I do look at my friends who live in apartments and I feel like it’s my illness which is partly responsible for me living at home and being taken care of…that and finances, I would have to work to support myself with a job and that would take too much time and prevent me from working out. Thanks for the kudos, I just have an unusual resilience to behaving symptomatically. I studied behaviorism in my first semester and I told myself that I could not control what was going on inside my head, only my output, my behavior.

It sucked and I drank myself to sleep and started the next day with more drinking and cutting class. I coped, but I had suicidal coping methods. I also used tobacco heavily, I smoked a pack a day or went through nearly a can of dip in 24 hours. I found myself drunk, dipping and playing xbox alone in the dark a whole lot.
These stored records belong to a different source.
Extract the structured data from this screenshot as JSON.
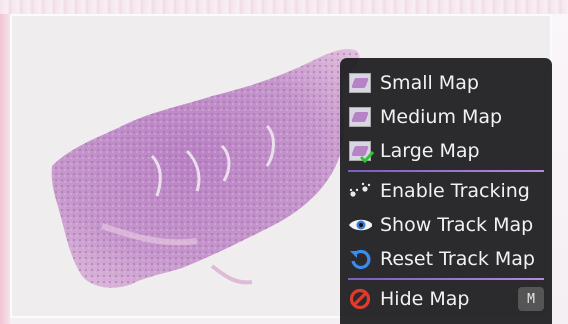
{
  "menu": {
    "items": [
      {
        "label": "Small Map",
        "icon": "small-map-icon"
      },
      {
        "label": "Medium Map",
        "icon": "medium-map-icon"
      },
      {
        "label": "Large Map",
        "icon": "large-map-check-icon"
      },
      {
        "label": "Enable Tracking",
        "icon": "paw-tracking-icon"
      },
      {
        "label": "Show Track Map",
        "icon": "eye-icon"
      },
      {
        "label": "Reset Track Map",
        "icon": "reset-icon"
      },
      {
        "label": "Hide Map",
        "icon": "no-symbol-icon",
        "shortcut": "M"
      }
    ]
  },
  "colors": {
    "tissue": "#c391c7",
    "menu_bg": "#1c1c1e",
    "separator": "#9a73d6"
  }
}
I would hit the gym a few times a week on stimulants (too high of a dose of preworkout drinks) and cram for exams and papers, but I am no role model- I survived, but I was far from healthy. Cutting down on the tobacco and outright quitting drinking and getting on meds was a huge adjustment and was not pretty, I might add. I remember the alcohol cravings were maddening.

Good luck with the online courses- I have heard of lots of people having success with them! And that is neat that ECT works for you- it’s old but I have read about it and I am glad to hear that they anesthetize you before they fry you! LOL
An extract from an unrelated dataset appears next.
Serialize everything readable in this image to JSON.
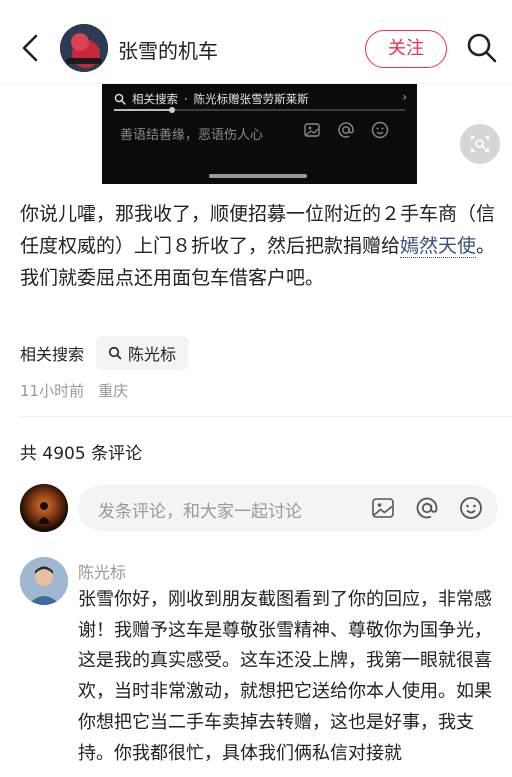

#5

I’m pretty much working on my own. My parents seldom spend time with me. Yet I feel comfortable progressing at my own pace. Recently, I walk into big shopping mall and supermarket again. I just do it when one day i feel like to do it again. I expected myself to get lost but i didnt. I feel comfortable spending part of my daily income on food.

It takes me a few months to get myself a new pair of glasses. I find myself a shop with great discount. I watched on the tv that you can bargain for a good price for eye glasses. I have never done that in the past and now I did it a few days ago. I’m not going with my mother. I think she will get me an expensive one, like what we did in the past. So far, I’m making progress.


#6

There is so much a relative or loved one can do and say. Sure there is always that support and caring, that is so important in the healing process. There was a point in my life where I was very dependent on my loved ones for almost everything. What turned things around for me was the right medication mix. Not so much therapy or family support.
You have to remember that schizophrenia is primarily a biological based illness, psychology and support can take someone so far. Its the meds or in your case ECT that is going to fix things and make things better for yourself.
I am not 100 percent - but in much better place now with the right cocktail. The right diet, exercise, family support, therapy, all play second fiddle - medications are what is needed first and foremost when it comes to treating SZ.
I dont want to downplay the importance of family or friends in the healing process. You are lucky to have such a supportive Mom helping you along the way


#7

I’m currently trying to figure out a way to nicely nudge my son into being more independent and starting a live for himself. It’s not easy. Compared to 9 months ago he has come a long way. Although he is slipping a little bit right now as he has been drinking or smoking pot or both pretty much every day for the past 12 days so some negative attitudes are starting to come back. He has a PACT team ready to help him do whatever he wants including helping him get his GED/high school equivalent. But he doesn’t want their help. He had asked for a month off from studying and I have given him 4 months.

Just wanted to say that I’m glad that you are seeing the benefits of having someone push you a little bit to be more independent.


#8

@SunGirl
I am really happy for you. I am still struggling with learning how to cook and being more self supporting. I’m glad you have your family with you. A supportive family makes all the difference in the world.

I already know where I’d be with out my family… 6 feet under. My preservation team is pretty big and my parents are a huge part of what got me this far. My sis is a huge part of why I want to keep going.